Over the past decade, the growth rate of the manufactured housing industry has been dramatic, and affordability has played a key role. Today's manufactured homes offer the quality, value, and technologically advanced features that homebuyers desire.
Manufactured homes are built in a factory-controlled environment and are required to meet the strict HUD Code, which was established by the Federal Government to regulate the design, construction, and safety of these homes. The HUD Code sets standards for heating, plumbing, air conditioning, thermal and electrical systems, structural design, construction, transportation, energy efficiency, and fire safety. PATH contributes to research for improved manufactured housing that will meet PATH's goal for housing throughout the next decade.
Technology Roadmap for Manufactured Housing (PDF, 1.25 MB) March 2003
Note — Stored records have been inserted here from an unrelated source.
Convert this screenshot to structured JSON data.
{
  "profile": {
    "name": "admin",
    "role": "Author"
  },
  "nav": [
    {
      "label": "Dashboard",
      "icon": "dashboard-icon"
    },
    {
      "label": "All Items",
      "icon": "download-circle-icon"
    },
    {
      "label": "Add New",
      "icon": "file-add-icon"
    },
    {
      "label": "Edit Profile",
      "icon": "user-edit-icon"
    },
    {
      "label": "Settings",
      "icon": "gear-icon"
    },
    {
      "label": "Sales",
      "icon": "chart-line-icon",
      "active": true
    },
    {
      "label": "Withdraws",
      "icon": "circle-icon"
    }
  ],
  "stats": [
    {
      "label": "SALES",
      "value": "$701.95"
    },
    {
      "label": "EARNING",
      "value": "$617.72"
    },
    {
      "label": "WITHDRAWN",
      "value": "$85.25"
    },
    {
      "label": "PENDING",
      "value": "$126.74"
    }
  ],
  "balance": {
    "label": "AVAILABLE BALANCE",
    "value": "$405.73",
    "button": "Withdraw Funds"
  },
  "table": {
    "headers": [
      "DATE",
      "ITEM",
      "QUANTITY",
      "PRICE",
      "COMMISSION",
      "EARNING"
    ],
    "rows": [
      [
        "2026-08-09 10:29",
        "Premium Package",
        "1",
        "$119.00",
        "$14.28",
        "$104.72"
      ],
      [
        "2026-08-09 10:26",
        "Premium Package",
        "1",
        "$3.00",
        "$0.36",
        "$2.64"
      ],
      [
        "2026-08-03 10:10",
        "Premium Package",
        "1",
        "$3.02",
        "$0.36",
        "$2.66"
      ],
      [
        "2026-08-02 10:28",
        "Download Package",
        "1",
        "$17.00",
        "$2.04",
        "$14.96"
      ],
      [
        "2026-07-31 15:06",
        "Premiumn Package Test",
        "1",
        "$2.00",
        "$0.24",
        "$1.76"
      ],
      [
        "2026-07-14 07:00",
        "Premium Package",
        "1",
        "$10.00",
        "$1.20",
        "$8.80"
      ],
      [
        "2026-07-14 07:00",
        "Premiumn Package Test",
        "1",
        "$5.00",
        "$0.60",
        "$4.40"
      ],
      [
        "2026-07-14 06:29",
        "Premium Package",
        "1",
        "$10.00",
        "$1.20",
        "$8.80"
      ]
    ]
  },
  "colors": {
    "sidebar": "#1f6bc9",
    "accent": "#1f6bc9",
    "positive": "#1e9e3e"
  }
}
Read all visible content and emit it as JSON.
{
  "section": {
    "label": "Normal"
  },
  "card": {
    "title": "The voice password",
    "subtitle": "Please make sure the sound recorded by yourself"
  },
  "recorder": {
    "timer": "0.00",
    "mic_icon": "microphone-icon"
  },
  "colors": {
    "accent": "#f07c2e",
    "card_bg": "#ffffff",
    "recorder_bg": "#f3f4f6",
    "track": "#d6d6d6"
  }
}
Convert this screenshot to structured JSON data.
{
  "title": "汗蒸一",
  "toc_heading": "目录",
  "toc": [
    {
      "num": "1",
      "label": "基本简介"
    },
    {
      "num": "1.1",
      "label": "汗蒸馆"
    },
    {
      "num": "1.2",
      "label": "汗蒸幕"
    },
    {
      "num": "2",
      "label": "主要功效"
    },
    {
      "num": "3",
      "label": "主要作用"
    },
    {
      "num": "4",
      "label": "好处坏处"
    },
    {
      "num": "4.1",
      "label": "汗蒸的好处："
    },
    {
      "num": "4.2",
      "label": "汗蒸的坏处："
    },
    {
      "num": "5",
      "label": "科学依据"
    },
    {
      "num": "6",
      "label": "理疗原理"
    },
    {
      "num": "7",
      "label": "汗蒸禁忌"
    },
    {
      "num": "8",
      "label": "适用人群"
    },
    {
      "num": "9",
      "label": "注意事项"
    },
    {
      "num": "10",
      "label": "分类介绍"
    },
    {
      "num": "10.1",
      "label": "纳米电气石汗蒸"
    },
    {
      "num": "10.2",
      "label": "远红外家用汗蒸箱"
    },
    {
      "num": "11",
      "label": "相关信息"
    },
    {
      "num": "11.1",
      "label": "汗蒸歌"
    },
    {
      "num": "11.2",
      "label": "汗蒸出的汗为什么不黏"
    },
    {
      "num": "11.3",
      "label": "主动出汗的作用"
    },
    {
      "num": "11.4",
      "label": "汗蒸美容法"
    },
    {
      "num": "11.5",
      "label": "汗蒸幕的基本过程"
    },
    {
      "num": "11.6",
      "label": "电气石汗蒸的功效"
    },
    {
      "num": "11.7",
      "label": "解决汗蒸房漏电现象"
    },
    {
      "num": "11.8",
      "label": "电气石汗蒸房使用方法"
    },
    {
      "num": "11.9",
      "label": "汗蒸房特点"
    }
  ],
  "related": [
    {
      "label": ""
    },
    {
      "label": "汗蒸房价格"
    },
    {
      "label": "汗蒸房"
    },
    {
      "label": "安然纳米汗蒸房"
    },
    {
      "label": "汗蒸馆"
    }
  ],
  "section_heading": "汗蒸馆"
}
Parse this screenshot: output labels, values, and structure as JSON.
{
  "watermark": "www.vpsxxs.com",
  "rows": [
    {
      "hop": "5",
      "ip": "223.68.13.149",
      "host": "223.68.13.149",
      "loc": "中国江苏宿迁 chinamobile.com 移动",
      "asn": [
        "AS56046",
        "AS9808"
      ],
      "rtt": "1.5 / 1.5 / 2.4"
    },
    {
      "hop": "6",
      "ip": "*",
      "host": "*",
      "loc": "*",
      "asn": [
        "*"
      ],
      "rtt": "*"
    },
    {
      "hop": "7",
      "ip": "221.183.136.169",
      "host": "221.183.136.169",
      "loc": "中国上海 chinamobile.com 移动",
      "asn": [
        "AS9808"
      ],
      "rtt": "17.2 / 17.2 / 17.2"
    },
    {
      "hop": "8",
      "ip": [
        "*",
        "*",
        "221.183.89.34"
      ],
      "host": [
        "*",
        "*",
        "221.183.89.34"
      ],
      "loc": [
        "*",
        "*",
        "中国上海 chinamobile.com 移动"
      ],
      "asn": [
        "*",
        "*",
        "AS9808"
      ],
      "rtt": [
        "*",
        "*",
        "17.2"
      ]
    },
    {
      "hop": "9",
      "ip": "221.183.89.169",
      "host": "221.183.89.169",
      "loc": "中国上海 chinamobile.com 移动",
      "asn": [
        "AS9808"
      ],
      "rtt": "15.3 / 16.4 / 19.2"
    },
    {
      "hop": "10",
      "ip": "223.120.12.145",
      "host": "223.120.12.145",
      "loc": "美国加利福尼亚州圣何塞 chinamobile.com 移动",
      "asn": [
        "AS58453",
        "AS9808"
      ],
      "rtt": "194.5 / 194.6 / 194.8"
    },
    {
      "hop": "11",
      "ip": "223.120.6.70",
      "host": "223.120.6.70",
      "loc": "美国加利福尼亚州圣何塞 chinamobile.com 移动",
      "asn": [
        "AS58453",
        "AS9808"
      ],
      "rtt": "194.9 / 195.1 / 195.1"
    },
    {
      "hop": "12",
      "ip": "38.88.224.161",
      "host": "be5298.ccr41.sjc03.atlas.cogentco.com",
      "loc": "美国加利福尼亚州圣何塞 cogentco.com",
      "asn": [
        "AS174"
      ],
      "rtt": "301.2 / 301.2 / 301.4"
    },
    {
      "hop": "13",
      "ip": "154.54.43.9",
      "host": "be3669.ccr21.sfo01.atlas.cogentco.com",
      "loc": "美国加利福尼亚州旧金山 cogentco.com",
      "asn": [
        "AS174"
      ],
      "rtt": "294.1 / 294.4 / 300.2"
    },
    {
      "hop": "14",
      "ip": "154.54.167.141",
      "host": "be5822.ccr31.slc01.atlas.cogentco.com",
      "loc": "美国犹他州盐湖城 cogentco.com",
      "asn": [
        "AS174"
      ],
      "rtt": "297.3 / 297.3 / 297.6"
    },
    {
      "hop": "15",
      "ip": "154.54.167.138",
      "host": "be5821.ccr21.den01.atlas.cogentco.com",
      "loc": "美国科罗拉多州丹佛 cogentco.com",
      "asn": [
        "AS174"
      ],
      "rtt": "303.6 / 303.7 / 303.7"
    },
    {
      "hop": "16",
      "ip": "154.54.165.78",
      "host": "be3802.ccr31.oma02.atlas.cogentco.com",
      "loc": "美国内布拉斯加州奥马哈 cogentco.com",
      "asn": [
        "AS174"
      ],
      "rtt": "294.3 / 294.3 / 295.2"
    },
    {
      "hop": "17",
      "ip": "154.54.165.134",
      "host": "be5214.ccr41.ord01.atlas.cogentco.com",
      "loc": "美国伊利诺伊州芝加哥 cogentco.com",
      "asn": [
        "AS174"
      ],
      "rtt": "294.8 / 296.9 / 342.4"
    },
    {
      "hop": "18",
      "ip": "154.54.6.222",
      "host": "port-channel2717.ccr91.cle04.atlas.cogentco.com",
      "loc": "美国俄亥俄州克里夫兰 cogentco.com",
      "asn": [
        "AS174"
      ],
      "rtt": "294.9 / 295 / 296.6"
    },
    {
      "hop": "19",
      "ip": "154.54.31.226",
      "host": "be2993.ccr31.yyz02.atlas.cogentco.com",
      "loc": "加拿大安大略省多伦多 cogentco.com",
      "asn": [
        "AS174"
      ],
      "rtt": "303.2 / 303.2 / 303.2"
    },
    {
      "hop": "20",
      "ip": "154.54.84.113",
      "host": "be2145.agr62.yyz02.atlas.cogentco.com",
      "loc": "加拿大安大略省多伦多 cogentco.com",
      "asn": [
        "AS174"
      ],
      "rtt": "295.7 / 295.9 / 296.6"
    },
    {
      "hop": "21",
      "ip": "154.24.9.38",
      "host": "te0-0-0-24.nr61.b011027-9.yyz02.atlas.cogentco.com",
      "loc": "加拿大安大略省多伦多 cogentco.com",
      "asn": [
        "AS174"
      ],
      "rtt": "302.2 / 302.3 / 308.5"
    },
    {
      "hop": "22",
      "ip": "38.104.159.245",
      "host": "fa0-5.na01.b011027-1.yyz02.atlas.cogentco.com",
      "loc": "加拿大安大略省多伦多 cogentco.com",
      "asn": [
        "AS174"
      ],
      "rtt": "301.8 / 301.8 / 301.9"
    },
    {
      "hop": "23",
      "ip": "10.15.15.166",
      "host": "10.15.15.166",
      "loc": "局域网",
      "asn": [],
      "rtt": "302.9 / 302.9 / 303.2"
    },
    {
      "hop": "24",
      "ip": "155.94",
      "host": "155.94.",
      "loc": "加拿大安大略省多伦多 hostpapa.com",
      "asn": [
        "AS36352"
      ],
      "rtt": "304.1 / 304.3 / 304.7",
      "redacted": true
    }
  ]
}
This document provides a roadmap for a research program that will generate the knowledge and innovations necessary to accomplish two objectives considered crucial to the future of the manufactured housing industry: continually improving the industry's core product, the single-family home; and, expanding the benefits of manufactured housing to other housing types.
Manufactured Housing Production Process Analysis and Facility Layout
Modeling of Manufactured Housing Production and Material Utilization
Prediction of Manufactured Home Durability Using Field Experiments in Hazardous Winds
Air of Importance: A Study of Air Distribution Systems in Manufactured Homes
Alternatives for Minimizing Moisture Problems in Homes Located in Hot, Humid Climates: Interim Report
Attic Ventilation Design Strategies for Manufactured Homes
Building Innovation for Homeownership
Design for a Cold-Formed Steel Framed Manufactured Home
Eliminating Barriers to the Use of HUD-Code Housing in Attached Construction
Factory and Site Built Housing
Guide to Foundation and Support Systems for Manufactured Homes
Home Builders' Guide to Manufactured Housing
Improving Air Distribution Systems (ADS) Performance in Manufactured Homes
Innovations at the Cutting Edge New Ideas in Manufactured Housing
Manufactured Home Installation Training Manual
Manufactured Home Producer's Guide to the Site-Built Market
Moisture Problems in Manufactured Homes
NextGen Final Report
Next Generation of Manufactured Housing
Northridge Earthquake Effect on Manufactured Housing in California
Opportunities to Improve Manufactured Housing Through the Use of Advanced Adhesives and Sealants
Permanent Foundations Guide for Manufactured Housing
Steel Framing Prototype Development: Final Report
Whole House Ventilation Strategies
Hybrid Modular/Panelized Housing
Provides a compressed construction cycle, quality control, and potential cost savings.
Manufactured Housing Disaster-Resistant Pier Systems
Rigidly connects the home's chassis to a slab, grade beam, or array of pads to resist earthquakes, high winds, frost heaves, and floods.
Manufactured Housing Ground Anchor Systems
Plates or augers imbedded in the soil that limit lateral building movement down through tension members tied to the home's chassis.
Modular Multiple Dwellings
Available as customized buildings that look like site-built structures, assembled in a factory while earthwork, foundations, and utilities are prepared onsite.
Self-Contained Heat Pump/Air Handler
Designed for manufactured homes; can be installed at the factory, eliminates additional site work, saves space, and can be mortgage financed.
Steel-Framed Modular Housing
Provides for steel construction of greater quality and strength of framing than lumber.
Tilt-up Roofs for Manufactured and Modular Homes
Devices allow a high-pitched roof to fold flat during transport and provide the necessary clearance while achieving some of the savings associated with a factory-built roof.
Two-Story Manufactured (HUD-Code) Homes
Land can accommodate considerably more two-story units than ranch houses, increasing saleable area and builder profit.
Content updated on 7/11/2006